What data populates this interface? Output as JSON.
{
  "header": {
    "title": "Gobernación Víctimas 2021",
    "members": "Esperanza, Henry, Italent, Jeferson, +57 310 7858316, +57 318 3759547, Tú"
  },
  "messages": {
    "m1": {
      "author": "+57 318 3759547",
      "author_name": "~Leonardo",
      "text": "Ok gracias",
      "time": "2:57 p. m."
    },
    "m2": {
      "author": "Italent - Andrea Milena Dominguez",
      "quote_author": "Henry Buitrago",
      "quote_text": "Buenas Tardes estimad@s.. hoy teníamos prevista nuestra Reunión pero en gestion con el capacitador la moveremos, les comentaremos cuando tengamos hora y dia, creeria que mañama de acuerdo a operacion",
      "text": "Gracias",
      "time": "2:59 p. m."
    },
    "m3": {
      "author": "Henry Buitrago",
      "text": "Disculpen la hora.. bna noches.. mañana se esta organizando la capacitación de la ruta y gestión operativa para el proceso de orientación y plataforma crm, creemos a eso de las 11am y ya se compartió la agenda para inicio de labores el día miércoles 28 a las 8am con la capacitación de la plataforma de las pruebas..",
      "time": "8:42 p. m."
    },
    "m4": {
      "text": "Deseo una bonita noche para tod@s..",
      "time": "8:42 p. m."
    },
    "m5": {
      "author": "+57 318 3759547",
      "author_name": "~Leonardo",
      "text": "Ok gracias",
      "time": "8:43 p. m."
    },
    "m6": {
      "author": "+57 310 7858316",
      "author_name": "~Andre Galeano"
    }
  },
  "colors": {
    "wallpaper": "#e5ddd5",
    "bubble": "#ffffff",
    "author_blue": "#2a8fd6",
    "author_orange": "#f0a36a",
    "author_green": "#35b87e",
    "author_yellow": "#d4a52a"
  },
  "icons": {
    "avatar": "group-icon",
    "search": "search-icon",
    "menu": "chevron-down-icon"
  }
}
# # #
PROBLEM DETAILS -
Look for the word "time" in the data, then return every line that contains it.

REPLY TO THE TASK -
      "time": "2:57 p. m."
      "time": "2:59 p. m."
      "time": "8:42 p. m."
      "time": "8:42 p. m."
      "time": "8:43 p. m."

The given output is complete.